The plaintiffs request that this court award them attorney's fees and costs “for prevailing in the liability phase of the Claremont litigation.” Because the plaintiffs' motion raises significant issues not fully briefed, we defer consideration of this issue at this time. We take this matter under advisement subject to further order of this court. Pursuant to Supreme Court Rule 23, we grant the plaintiffs' motion for taxation of costs dated December 31, 1997, in the amount of $18,646.82, to which the State did not object.
This court is well aware that the new legislative session is scheduled to begin next week. We have worked expeditiously to rule on these motions in order to return this opinion by the organizing date for the new legislature. It is apparent that time is now of the essence. As the attorney general has correctly opined in a letter to the commissioner of the department of revenue administration:
Absent corrective legislation establishing an educational funding system that is equal in valuation and uniform in rate or a constitutional amendment, you would have no lawful authority to establish school-related tax rates for towns or to certify school appropriations for the period after March 31, 1999, that is, after the end of the 1998 tax year.

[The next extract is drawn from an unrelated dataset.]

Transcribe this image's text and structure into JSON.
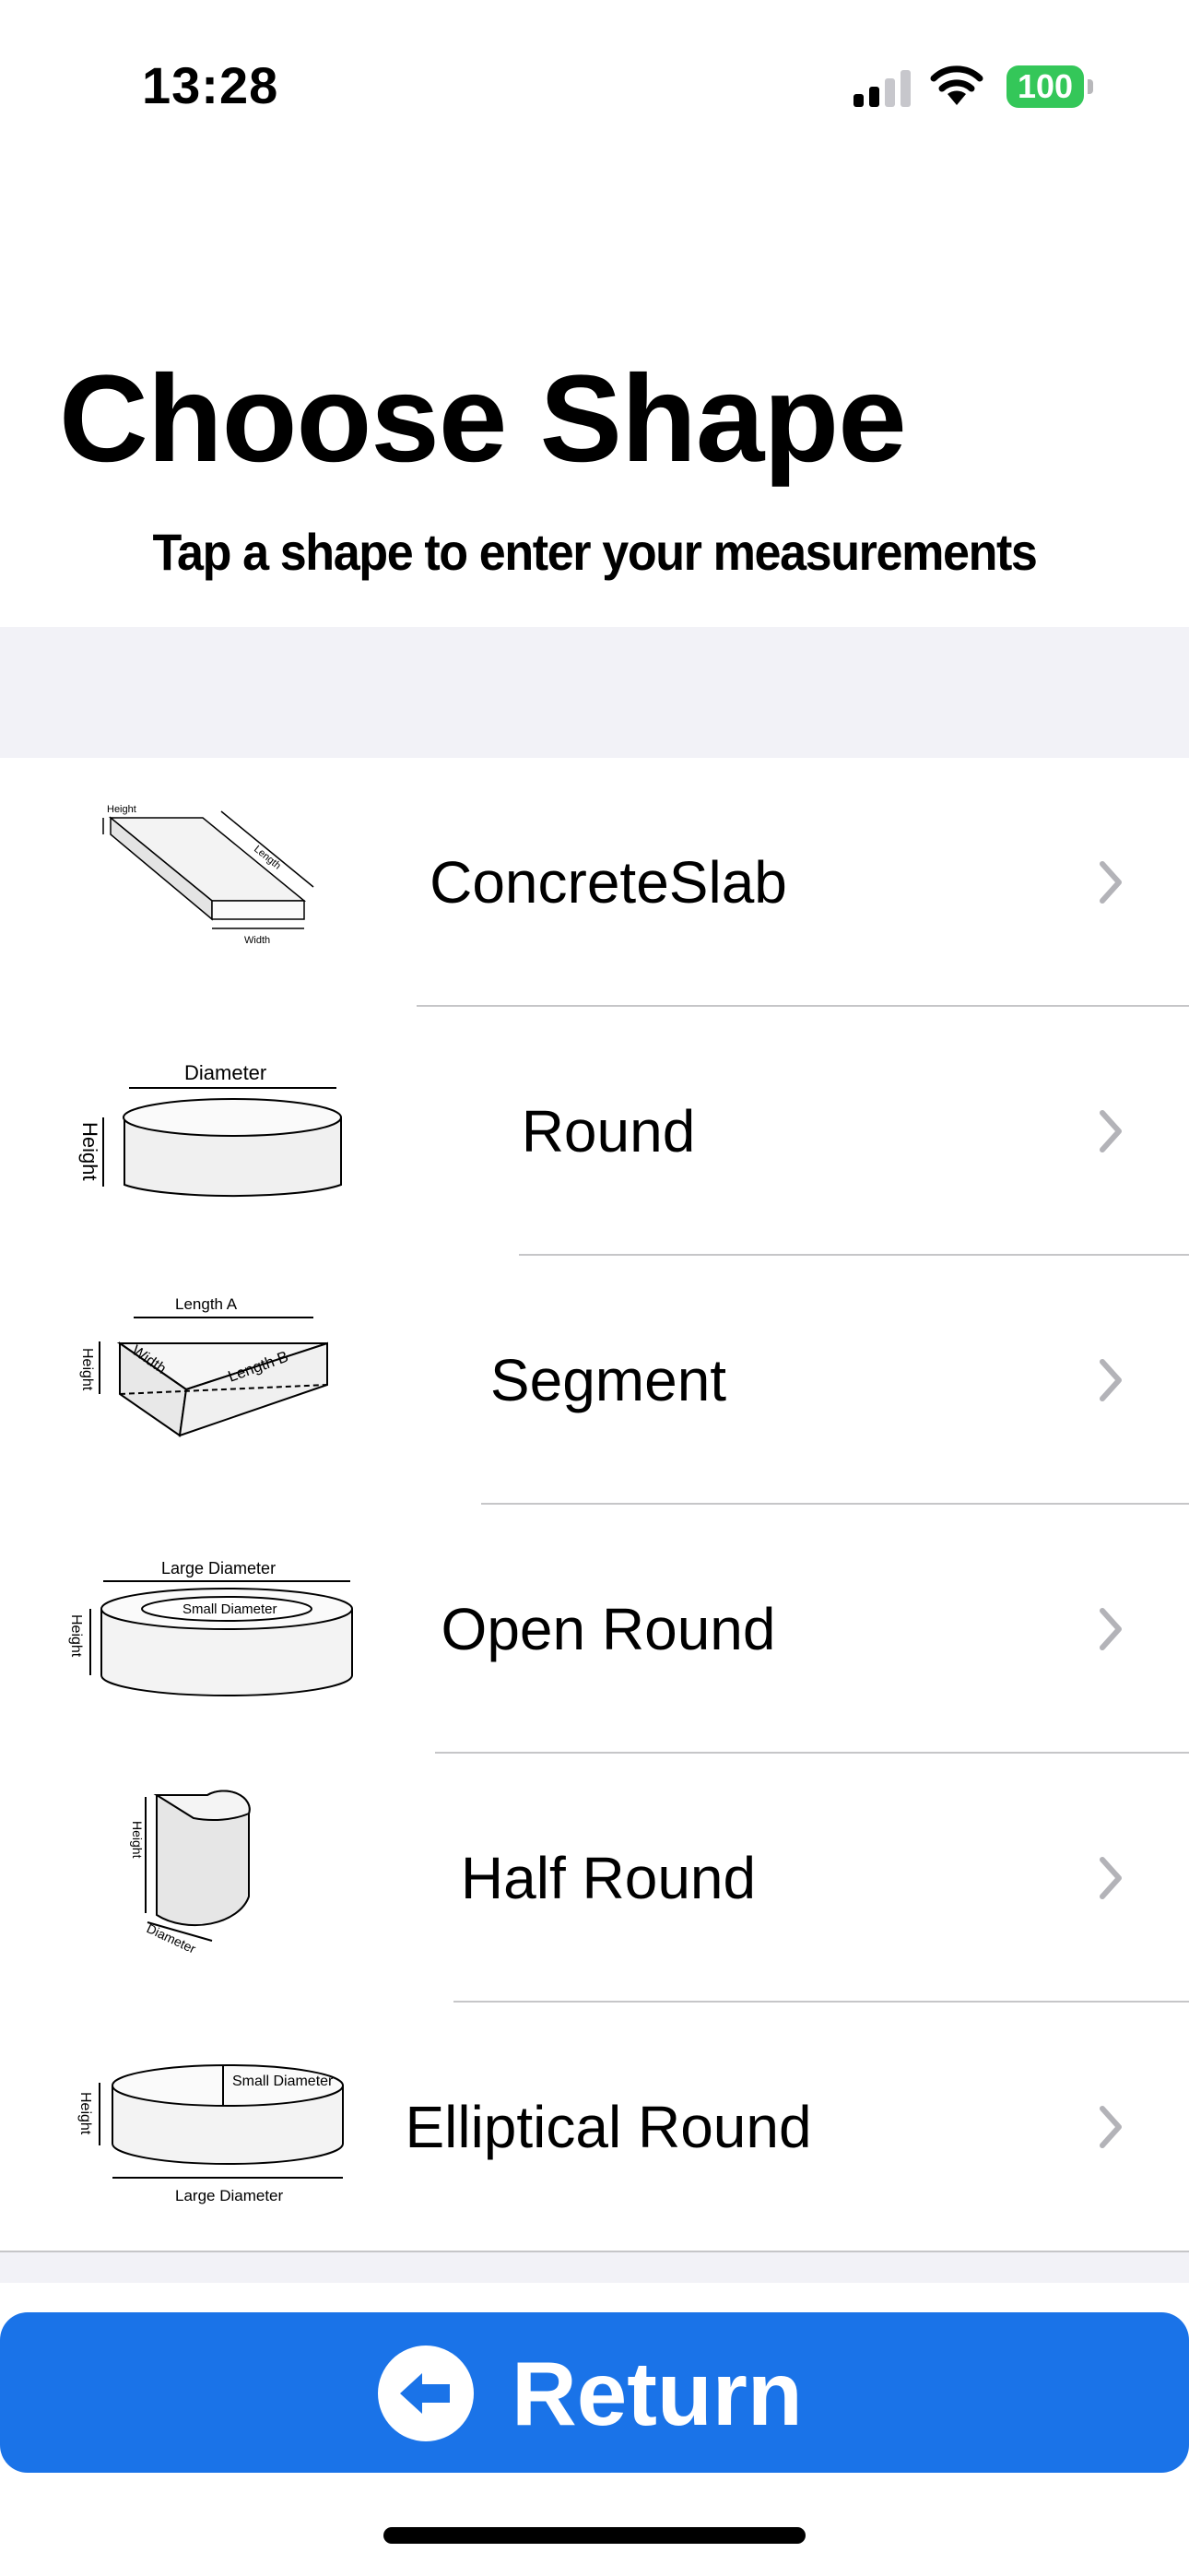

See Letter from Philip T. McLaughlin, Attorney General, to Stanley R. Arnold, Commissioner, New Hampshire Department of Revenue Administration (September 2, 1998) (attached to the plaintiffs' Memorandum of Law in Support of Motion for Development of Contingent Plan for Temporary Receivership).
We observe that the only way for an orderly solution to occur is for legislation implementing such a solution to be enacted. For this to occur our co-equal branches of government must act. The Separation of Powers Clause of the State Constitution, Part I, Article 37, prevents one branch of government from encroaching on the power of another. See Opinion of the Justices, 129 N.H. 714, 717, 532 A.2d 195, 197 (1987). Here, however, we emphasize the final part of that provision, which speaks of “that chain of connection that binds the whole fabric of the constitution in one indissoluble bond of union and amity.” N.H. CONST. pt. I, art. 37. We have acted in accordance with our duty to interpret the State Constitution to declare the system of financing public elementary and secondary education in this State unconstitutional. The legislature during the past eleven months has engaged in rigorous and spirited debate, which is essential to a healthy democracy. Now we look to the Governor and the legislature to put into effect a constitutional financing system so that together, in a bond of unity and amity, THE STATE OF NEW HAMPSHIRE, see pt. II, art. I, may move forward to constitutionally educate our children in the next millennium.
THAYER, J., did not sit; BATCHELDER, J., retired, sat by special assignment under RSA 490:3.